Assignment:
Work out how many lines below contain "JSON", then write only that number.

==== The data

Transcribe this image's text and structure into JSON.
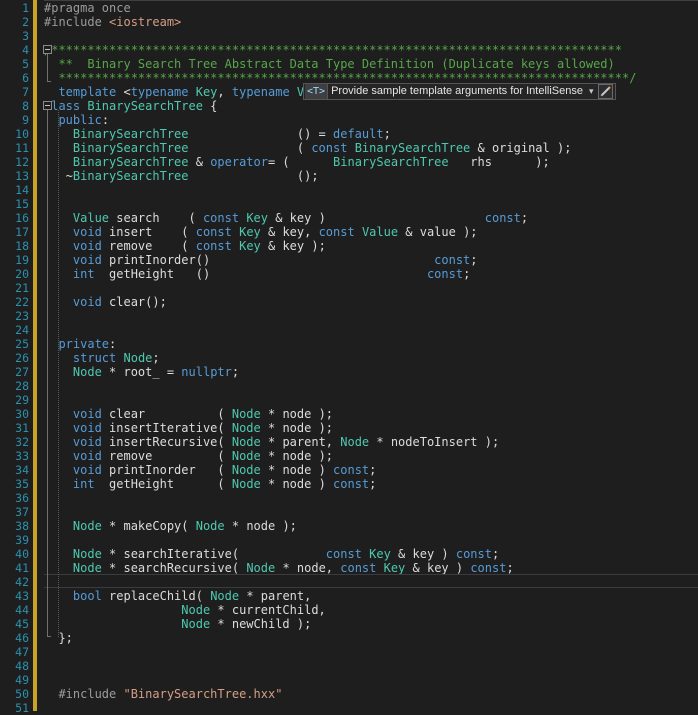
{
  "editor": {
    "language": "C++",
    "theme": "Visual Studio Dark",
    "colors": {
      "background": "#1e1e1e",
      "line_number": "#2b91af",
      "keyword": "#569cd6",
      "type": "#4ec9b0",
      "string": "#d69d85",
      "comment": "#57a64a",
      "plain_text": "#dcdcdc",
      "change_bar": "#c9a227",
      "current_line_border": "#3b3b3d"
    },
    "current_line": 42,
    "first_line": 1,
    "last_line": 51
  },
  "tooltip": {
    "badge": "<T>",
    "label": "Provide sample template arguments for IntelliSense",
    "dropdown_caret": "▾",
    "edit_icon": "pencil-icon"
  },
  "lines": [
    {
      "n": 1,
      "tokens": [
        {
          "t": "#pragma ",
          "c": "pp"
        },
        {
          "t": "once",
          "c": "pp"
        }
      ]
    },
    {
      "n": 2,
      "tokens": [
        {
          "t": "#include ",
          "c": "pp"
        },
        {
          "t": "<iostream>",
          "c": "str"
        }
      ]
    },
    {
      "n": 3,
      "tokens": []
    },
    {
      "n": 4,
      "tokens": [
        {
          "t": "/*******************************************************************************",
          "c": "cmt"
        }
      ]
    },
    {
      "n": 5,
      "tokens": [
        {
          "t": "  **  Binary Search Tree Abstract Data Type Definition (Duplicate keys allowed)",
          "c": "cmt"
        }
      ]
    },
    {
      "n": 6,
      "tokens": [
        {
          "t": "  *******************************************************************************/",
          "c": "cmt"
        }
      ]
    },
    {
      "n": 7,
      "tokens": [
        {
          "t": "  ",
          "c": "punc"
        },
        {
          "t": "template",
          "c": "kw"
        },
        {
          "t": " <",
          "c": "punc"
        },
        {
          "t": "typename",
          "c": "kw"
        },
        {
          "t": " ",
          "c": "punc"
        },
        {
          "t": "Key",
          "c": "typ"
        },
        {
          "t": ", ",
          "c": "punc"
        },
        {
          "t": "typename",
          "c": "kw"
        },
        {
          "t": " ",
          "c": "punc"
        },
        {
          "t": "Value",
          "c": "typ"
        },
        {
          "t": ">",
          "c": "punc"
        }
      ]
    },
    {
      "n": 8,
      "tokens": [
        {
          "t": "class",
          "c": "kw"
        },
        {
          "t": " ",
          "c": "punc"
        },
        {
          "t": "BinarySearchTree",
          "c": "typ"
        },
        {
          "t": " {",
          "c": "punc"
        }
      ]
    },
    {
      "n": 9,
      "tokens": [
        {
          "t": "  ",
          "c": "punc"
        },
        {
          "t": "public",
          "c": "kw"
        },
        {
          "t": ":",
          "c": "punc"
        }
      ]
    },
    {
      "n": 10,
      "tokens": [
        {
          "t": "    ",
          "c": "punc"
        },
        {
          "t": "BinarySearchTree",
          "c": "typ"
        },
        {
          "t": "               () = ",
          "c": "punc"
        },
        {
          "t": "default",
          "c": "kw"
        },
        {
          "t": ";",
          "c": "punc"
        }
      ]
    },
    {
      "n": 11,
      "tokens": [
        {
          "t": "    ",
          "c": "punc"
        },
        {
          "t": "BinarySearchTree",
          "c": "typ"
        },
        {
          "t": "               ( ",
          "c": "punc"
        },
        {
          "t": "const",
          "c": "kw"
        },
        {
          "t": " ",
          "c": "punc"
        },
        {
          "t": "BinarySearchTree",
          "c": "typ"
        },
        {
          "t": " & original );",
          "c": "punc"
        }
      ]
    },
    {
      "n": 12,
      "tokens": [
        {
          "t": "    ",
          "c": "punc"
        },
        {
          "t": "BinarySearchTree",
          "c": "typ"
        },
        {
          "t": " & ",
          "c": "punc"
        },
        {
          "t": "operator",
          "c": "kw"
        },
        {
          "t": "= (      ",
          "c": "punc"
        },
        {
          "t": "BinarySearchTree",
          "c": "typ"
        },
        {
          "t": "   rhs      );",
          "c": "punc"
        }
      ]
    },
    {
      "n": 13,
      "tokens": [
        {
          "t": "   ~",
          "c": "punc"
        },
        {
          "t": "BinarySearchTree",
          "c": "typ"
        },
        {
          "t": "               ();",
          "c": "punc"
        }
      ]
    },
    {
      "n": 14,
      "tokens": []
    },
    {
      "n": 15,
      "tokens": []
    },
    {
      "n": 16,
      "tokens": [
        {
          "t": "    ",
          "c": "punc"
        },
        {
          "t": "Value",
          "c": "typ"
        },
        {
          "t": " search    ( ",
          "c": "punc"
        },
        {
          "t": "const",
          "c": "kw"
        },
        {
          "t": " ",
          "c": "punc"
        },
        {
          "t": "Key",
          "c": "typ"
        },
        {
          "t": " & key )                      ",
          "c": "punc"
        },
        {
          "t": "const",
          "c": "kw"
        },
        {
          "t": ";",
          "c": "punc"
        }
      ]
    },
    {
      "n": 17,
      "tokens": [
        {
          "t": "    ",
          "c": "punc"
        },
        {
          "t": "void",
          "c": "kw"
        },
        {
          "t": " insert    ( ",
          "c": "punc"
        },
        {
          "t": "const",
          "c": "kw"
        },
        {
          "t": " ",
          "c": "punc"
        },
        {
          "t": "Key",
          "c": "typ"
        },
        {
          "t": " & key, ",
          "c": "punc"
        },
        {
          "t": "const",
          "c": "kw"
        },
        {
          "t": " ",
          "c": "punc"
        },
        {
          "t": "Value",
          "c": "typ"
        },
        {
          "t": " & value );",
          "c": "punc"
        }
      ]
    },
    {
      "n": 18,
      "tokens": [
        {
          "t": "    ",
          "c": "punc"
        },
        {
          "t": "void",
          "c": "kw"
        },
        {
          "t": " remove    ( ",
          "c": "punc"
        },
        {
          "t": "const",
          "c": "kw"
        },
        {
          "t": " ",
          "c": "punc"
        },
        {
          "t": "Key",
          "c": "typ"
        },
        {
          "t": " & key );",
          "c": "punc"
        }
      ]
    },
    {
      "n": 19,
      "tokens": [
        {
          "t": "    ",
          "c": "punc"
        },
        {
          "t": "void",
          "c": "kw"
        },
        {
          "t": " printInorder()                               ",
          "c": "punc"
        },
        {
          "t": "const",
          "c": "kw"
        },
        {
          "t": ";",
          "c": "punc"
        }
      ]
    },
    {
      "n": 20,
      "tokens": [
        {
          "t": "    ",
          "c": "punc"
        },
        {
          "t": "int",
          "c": "kw"
        },
        {
          "t": "  getHeight   ()                              ",
          "c": "punc"
        },
        {
          "t": "const",
          "c": "kw"
        },
        {
          "t": ";",
          "c": "punc"
        }
      ]
    },
    {
      "n": 21,
      "tokens": []
    },
    {
      "n": 22,
      "tokens": [
        {
          "t": "    ",
          "c": "punc"
        },
        {
          "t": "void",
          "c": "kw"
        },
        {
          "t": " clear();",
          "c": "punc"
        }
      ]
    },
    {
      "n": 23,
      "tokens": []
    },
    {
      "n": 24,
      "tokens": []
    },
    {
      "n": 25,
      "tokens": [
        {
          "t": "  ",
          "c": "punc"
        },
        {
          "t": "private",
          "c": "kw"
        },
        {
          "t": ":",
          "c": "punc"
        }
      ]
    },
    {
      "n": 26,
      "tokens": [
        {
          "t": "    ",
          "c": "punc"
        },
        {
          "t": "struct",
          "c": "kw"
        },
        {
          "t": " ",
          "c": "punc"
        },
        {
          "t": "Node",
          "c": "typ"
        },
        {
          "t": ";",
          "c": "punc"
        }
      ]
    },
    {
      "n": 27,
      "tokens": [
        {
          "t": "    ",
          "c": "punc"
        },
        {
          "t": "Node",
          "c": "typ"
        },
        {
          "t": " * root_ = ",
          "c": "punc"
        },
        {
          "t": "nullptr",
          "c": "kw"
        },
        {
          "t": ";",
          "c": "punc"
        }
      ]
    },
    {
      "n": 28,
      "tokens": []
    },
    {
      "n": 29,
      "tokens": []
    },
    {
      "n": 30,
      "tokens": [
        {
          "t": "    ",
          "c": "punc"
        },
        {
          "t": "void",
          "c": "kw"
        },
        {
          "t": " clear          ( ",
          "c": "punc"
        },
        {
          "t": "Node",
          "c": "typ"
        },
        {
          "t": " * node );",
          "c": "punc"
        }
      ]
    },
    {
      "n": 31,
      "tokens": [
        {
          "t": "    ",
          "c": "punc"
        },
        {
          "t": "void",
          "c": "kw"
        },
        {
          "t": " insertIterative( ",
          "c": "punc"
        },
        {
          "t": "Node",
          "c": "typ"
        },
        {
          "t": " * node );",
          "c": "punc"
        }
      ]
    },
    {
      "n": 32,
      "tokens": [
        {
          "t": "    ",
          "c": "punc"
        },
        {
          "t": "void",
          "c": "kw"
        },
        {
          "t": " insertRecursive( ",
          "c": "punc"
        },
        {
          "t": "Node",
          "c": "typ"
        },
        {
          "t": " * parent, ",
          "c": "punc"
        },
        {
          "t": "Node",
          "c": "typ"
        },
        {
          "t": " * nodeToInsert );",
          "c": "punc"
        }
      ]
    },
    {
      "n": 33,
      "tokens": [
        {
          "t": "    ",
          "c": "punc"
        },
        {
          "t": "void",
          "c": "kw"
        },
        {
          "t": " remove         ( ",
          "c": "punc"
        },
        {
          "t": "Node",
          "c": "typ"
        },
        {
          "t": " * node );",
          "c": "punc"
        }
      ]
    },
    {
      "n": 34,
      "tokens": [
        {
          "t": "    ",
          "c": "punc"
        },
        {
          "t": "void",
          "c": "kw"
        },
        {
          "t": " printInorder   ( ",
          "c": "punc"
        },
        {
          "t": "Node",
          "c": "typ"
        },
        {
          "t": " * node ) ",
          "c": "punc"
        },
        {
          "t": "const",
          "c": "kw"
        },
        {
          "t": ";",
          "c": "punc"
        }
      ]
    },
    {
      "n": 35,
      "tokens": [
        {
          "t": "    ",
          "c": "punc"
        },
        {
          "t": "int",
          "c": "kw"
        },
        {
          "t": "  getHeight      ( ",
          "c": "punc"
        },
        {
          "t": "Node",
          "c": "typ"
        },
        {
          "t": " * node ) ",
          "c": "punc"
        },
        {
          "t": "const",
          "c": "kw"
        },
        {
          "t": ";",
          "c": "punc"
        }
      ]
    },
    {
      "n": 36,
      "tokens": []
    },
    {
      "n": 37,
      "tokens": []
    },
    {
      "n": 38,
      "tokens": [
        {
          "t": "    ",
          "c": "punc"
        },
        {
          "t": "Node",
          "c": "typ"
        },
        {
          "t": " * makeCopy( ",
          "c": "punc"
        },
        {
          "t": "Node",
          "c": "typ"
        },
        {
          "t": " * node );",
          "c": "punc"
        }
      ]
    },
    {
      "n": 39,
      "tokens": []
    },
    {
      "n": 40,
      "tokens": [
        {
          "t": "    ",
          "c": "punc"
        },
        {
          "t": "Node",
          "c": "typ"
        },
        {
          "t": " * searchIterative(            ",
          "c": "punc"
        },
        {
          "t": "const",
          "c": "kw"
        },
        {
          "t": " ",
          "c": "punc"
        },
        {
          "t": "Key",
          "c": "typ"
        },
        {
          "t": " & key ) ",
          "c": "punc"
        },
        {
          "t": "const",
          "c": "kw"
        },
        {
          "t": ";",
          "c": "punc"
        }
      ]
    },
    {
      "n": 41,
      "tokens": [
        {
          "t": "    ",
          "c": "punc"
        },
        {
          "t": "Node",
          "c": "typ"
        },
        {
          "t": " * searchRecursive( ",
          "c": "punc"
        },
        {
          "t": "Node",
          "c": "typ"
        },
        {
          "t": " * node, ",
          "c": "punc"
        },
        {
          "t": "const",
          "c": "kw"
        },
        {
          "t": " ",
          "c": "punc"
        },
        {
          "t": "Key",
          "c": "typ"
        },
        {
          "t": " & key ) ",
          "c": "punc"
        },
        {
          "t": "const",
          "c": "kw"
        },
        {
          "t": ";",
          "c": "punc"
        }
      ]
    },
    {
      "n": 42,
      "tokens": []
    },
    {
      "n": 43,
      "tokens": [
        {
          "t": "    ",
          "c": "punc"
        },
        {
          "t": "bool",
          "c": "kw"
        },
        {
          "t": " replaceChild( ",
          "c": "punc"
        },
        {
          "t": "Node",
          "c": "typ"
        },
        {
          "t": " * parent,",
          "c": "punc"
        }
      ]
    },
    {
      "n": 44,
      "tokens": [
        {
          "t": "                   ",
          "c": "punc"
        },
        {
          "t": "Node",
          "c": "typ"
        },
        {
          "t": " * currentChild,",
          "c": "punc"
        }
      ]
    },
    {
      "n": 45,
      "tokens": [
        {
          "t": "                   ",
          "c": "punc"
        },
        {
          "t": "Node",
          "c": "typ"
        },
        {
          "t": " * newChild );",
          "c": "punc"
        }
      ]
    },
    {
      "n": 46,
      "tokens": [
        {
          "t": "  };",
          "c": "punc"
        }
      ]
    },
    {
      "n": 47,
      "tokens": []
    },
    {
      "n": 48,
      "tokens": []
    },
    {
      "n": 49,
      "tokens": []
    },
    {
      "n": 50,
      "tokens": [
        {
          "t": "  #include ",
          "c": "pp"
        },
        {
          "t": "\"BinarySearchTree.hxx\"",
          "c": "str"
        }
      ]
    },
    {
      "n": 51,
      "tokens": []
    }
  ]
}
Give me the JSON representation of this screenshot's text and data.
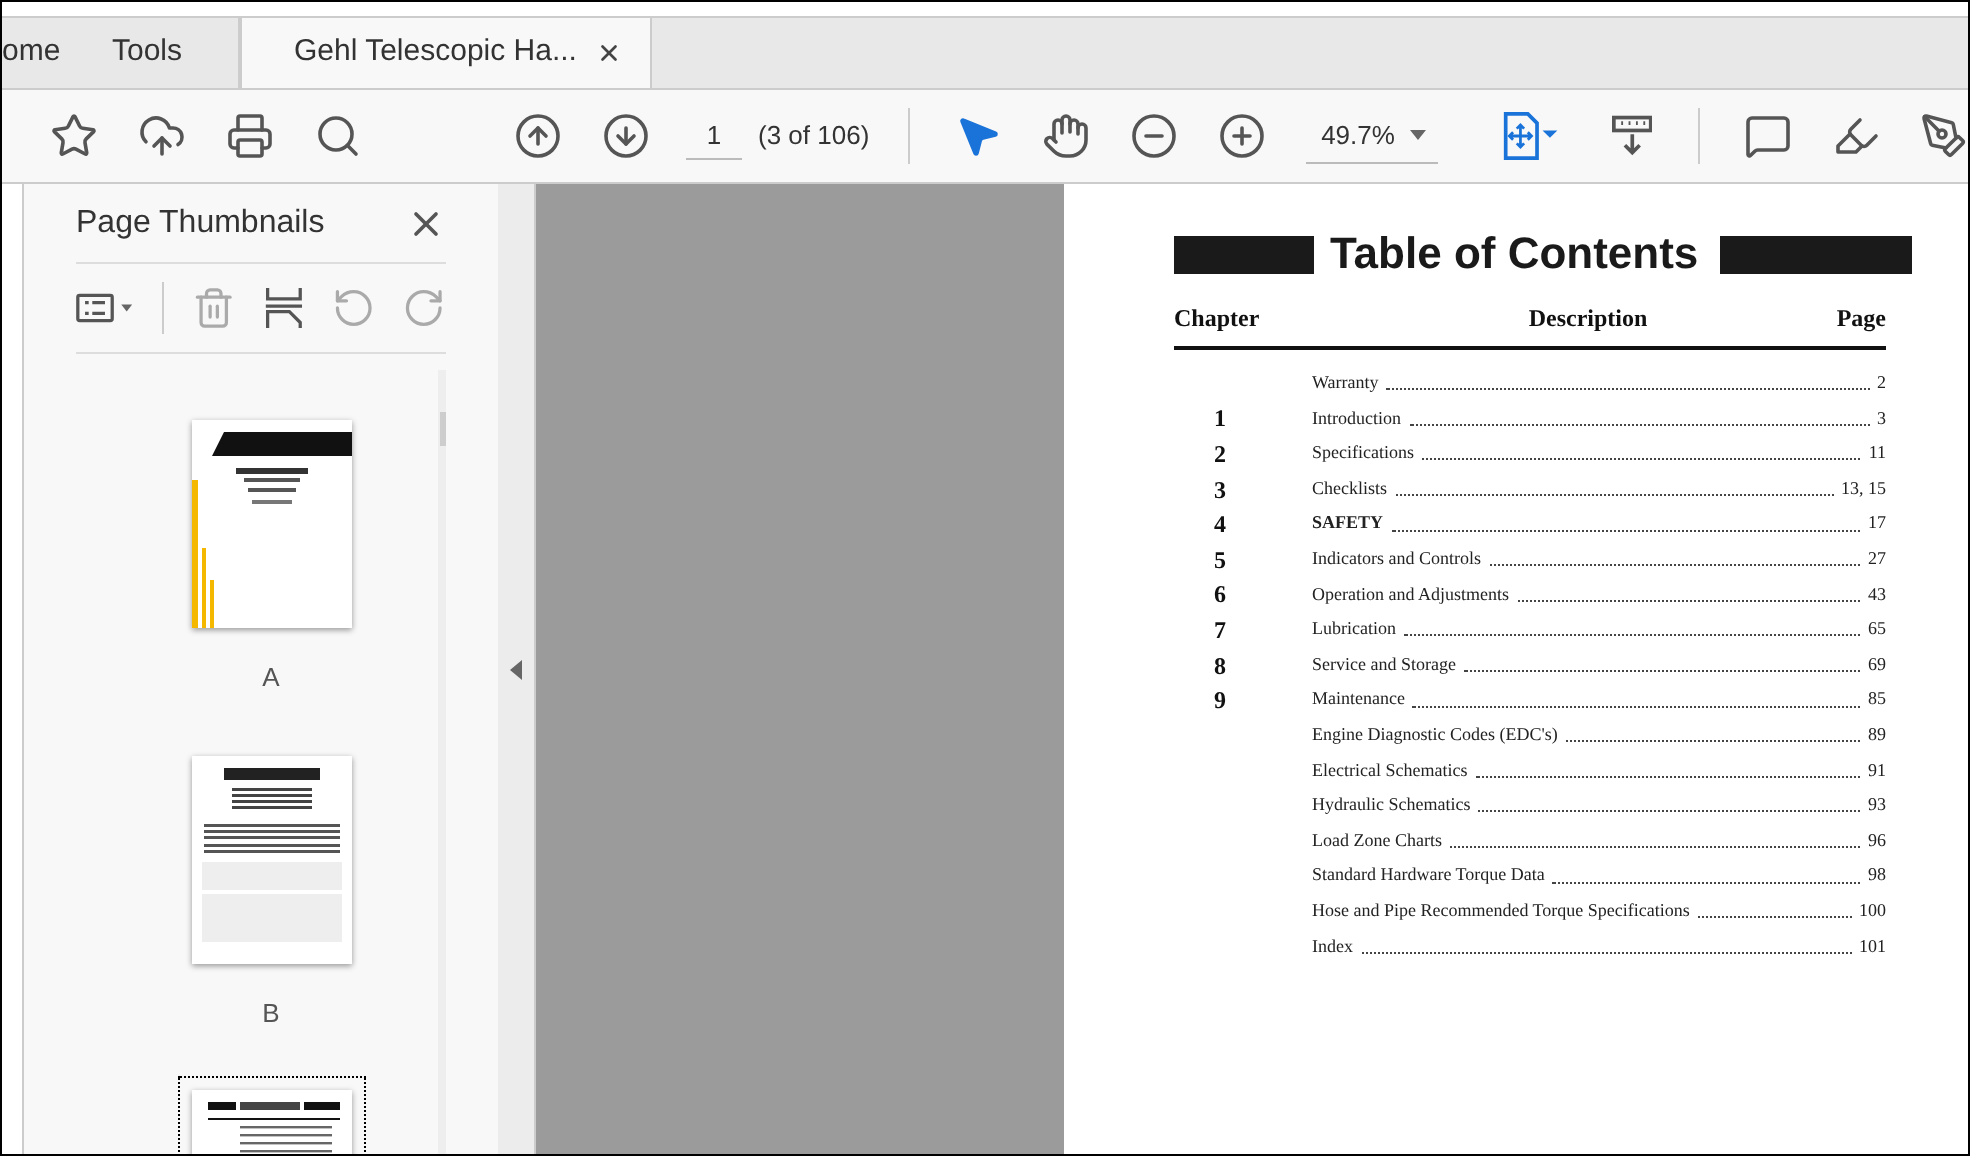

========

Result of this exercise:
2